About this task:
Please retype every record below exactly, leaving the pictures out.

<<<<

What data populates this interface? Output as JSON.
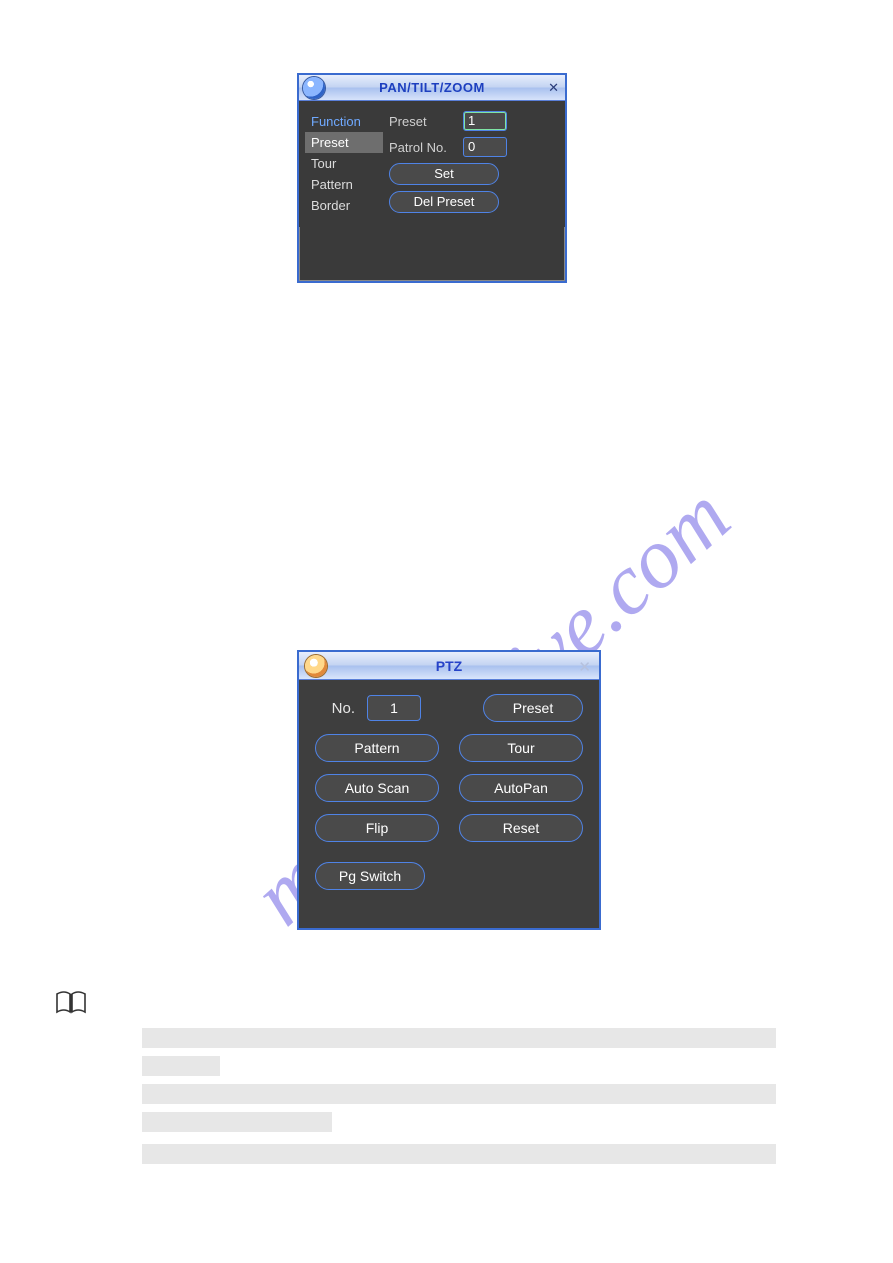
{
  "dialog1": {
    "title": "PAN/TILT/ZOOM",
    "close_glyph": "✕",
    "sidebar": {
      "items": [
        {
          "label": "Function",
          "fn": true
        },
        {
          "label": "Preset",
          "selected": true
        },
        {
          "label": "Tour"
        },
        {
          "label": "Pattern"
        },
        {
          "label": "Border"
        }
      ]
    },
    "fields": {
      "preset_label": "Preset",
      "preset_value": "1",
      "patrol_label": "Patrol No.",
      "patrol_value": "0"
    },
    "buttons": {
      "set": "Set",
      "del_preset": "Del Preset"
    }
  },
  "dialog2": {
    "title": "PTZ",
    "close_glyph": "✕",
    "no_label": "No.",
    "no_value": "1",
    "buttons": {
      "preset": "Preset",
      "pattern": "Pattern",
      "tour": "Tour",
      "auto_scan": "Auto Scan",
      "autopan": "AutoPan",
      "flip": "Flip",
      "reset": "Reset",
      "pg_switch": "Pg Switch"
    }
  },
  "watermark_text": "manualchive.com"
}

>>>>

Answer for the task:
What data populates this interface? Output as JSON.
{
  "dialog1": {
    "title": "PAN/TILT/ZOOM",
    "close_glyph": "✕",
    "sidebar": {
      "items": [
        {
          "label": "Function",
          "fn": true
        },
        {
          "label": "Preset",
          "selected": true
        },
        {
          "label": "Tour"
        },
        {
          "label": "Pattern"
        },
        {
          "label": "Border"
        }
      ]
    },
    "fields": {
      "preset_label": "Preset",
      "preset_value": "1",
      "patrol_label": "Patrol No.",
      "patrol_value": "0"
    },
    "buttons": {
      "set": "Set",
      "del_preset": "Del Preset"
    }
  },
  "dialog2": {
    "title": "PTZ",
    "close_glyph": "✕",
    "no_label": "No.",
    "no_value": "1",
    "buttons": {
      "preset": "Preset",
      "pattern": "Pattern",
      "tour": "Tour",
      "auto_scan": "Auto Scan",
      "autopan": "AutoPan",
      "flip": "Flip",
      "reset": "Reset",
      "pg_switch": "Pg Switch"
    }
  },
  "watermark_text": "manualchive.com"
}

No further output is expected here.